YOUR OBJECTIVE: Copy every record below exactly as written, but leave out the pictures.

PROVIDED INFORMATION:

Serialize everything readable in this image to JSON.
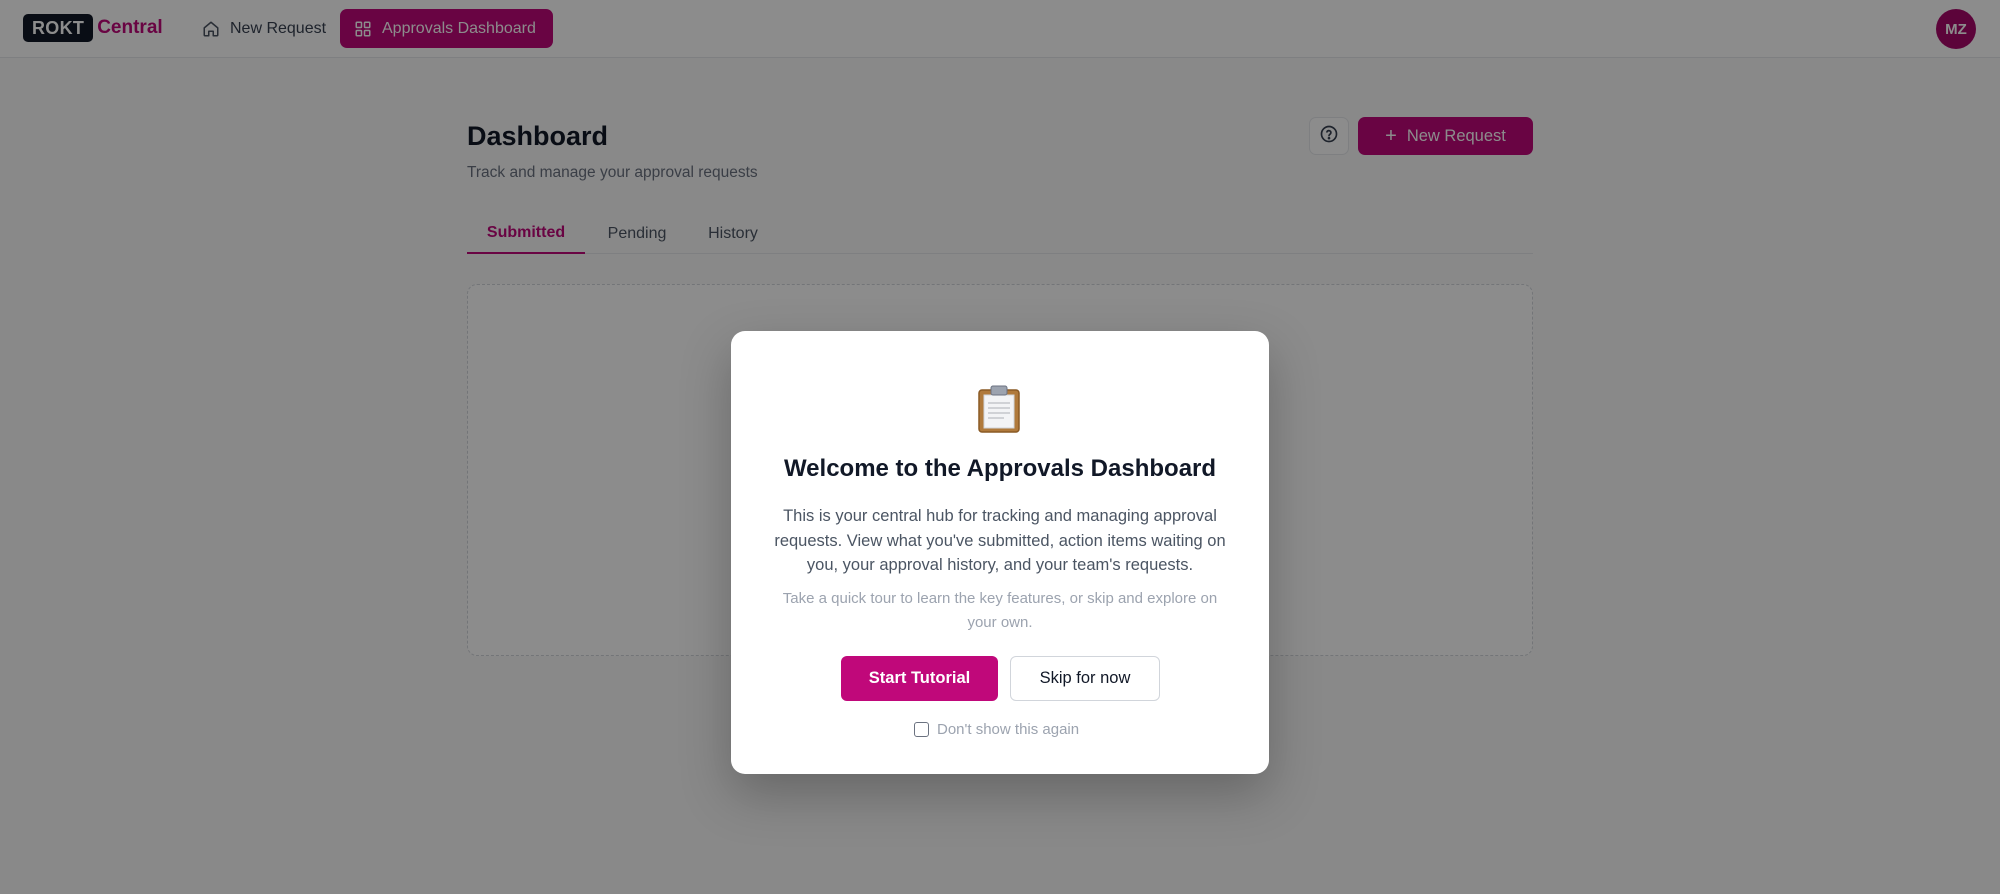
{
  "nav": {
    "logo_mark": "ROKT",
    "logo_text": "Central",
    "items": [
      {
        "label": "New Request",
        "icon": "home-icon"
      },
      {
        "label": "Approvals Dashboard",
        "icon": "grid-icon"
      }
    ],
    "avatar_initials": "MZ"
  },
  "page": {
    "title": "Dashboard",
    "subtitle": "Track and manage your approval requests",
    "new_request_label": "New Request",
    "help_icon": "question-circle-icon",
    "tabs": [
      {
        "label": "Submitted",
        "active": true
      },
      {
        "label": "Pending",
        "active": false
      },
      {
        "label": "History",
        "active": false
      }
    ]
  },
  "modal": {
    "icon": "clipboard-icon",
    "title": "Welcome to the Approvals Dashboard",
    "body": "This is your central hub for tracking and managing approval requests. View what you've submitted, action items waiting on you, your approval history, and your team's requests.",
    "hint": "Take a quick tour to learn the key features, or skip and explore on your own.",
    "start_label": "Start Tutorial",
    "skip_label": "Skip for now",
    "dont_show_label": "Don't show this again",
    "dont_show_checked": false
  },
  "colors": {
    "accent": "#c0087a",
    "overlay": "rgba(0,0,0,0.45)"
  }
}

TASK ANSWER:
Serialize everything readable in this image to JSON.
{
  "nav": {
    "logo_mark": "ROKT",
    "logo_text": "Central",
    "items": [
      {
        "label": "New Request",
        "icon": "home-icon"
      },
      {
        "label": "Approvals Dashboard",
        "icon": "grid-icon"
      }
    ],
    "avatar_initials": "MZ"
  },
  "page": {
    "title": "Dashboard",
    "subtitle": "Track and manage your approval requests",
    "new_request_label": "New Request",
    "help_icon": "question-circle-icon",
    "tabs": [
      {
        "label": "Submitted",
        "active": true
      },
      {
        "label": "Pending",
        "active": false
      },
      {
        "label": "History",
        "active": false
      }
    ]
  },
  "modal": {
    "icon": "clipboard-icon",
    "title": "Welcome to the Approvals Dashboard",
    "body": "This is your central hub for tracking and managing approval requests. View what you've submitted, action items waiting on you, your approval history, and your team's requests.",
    "hint": "Take a quick tour to learn the key features, or skip and explore on your own.",
    "start_label": "Start Tutorial",
    "skip_label": "Skip for now",
    "dont_show_label": "Don't show this again",
    "dont_show_checked": false
  },
  "colors": {
    "accent": "#c0087a",
    "overlay": "rgba(0,0,0,0.45)"
  }
}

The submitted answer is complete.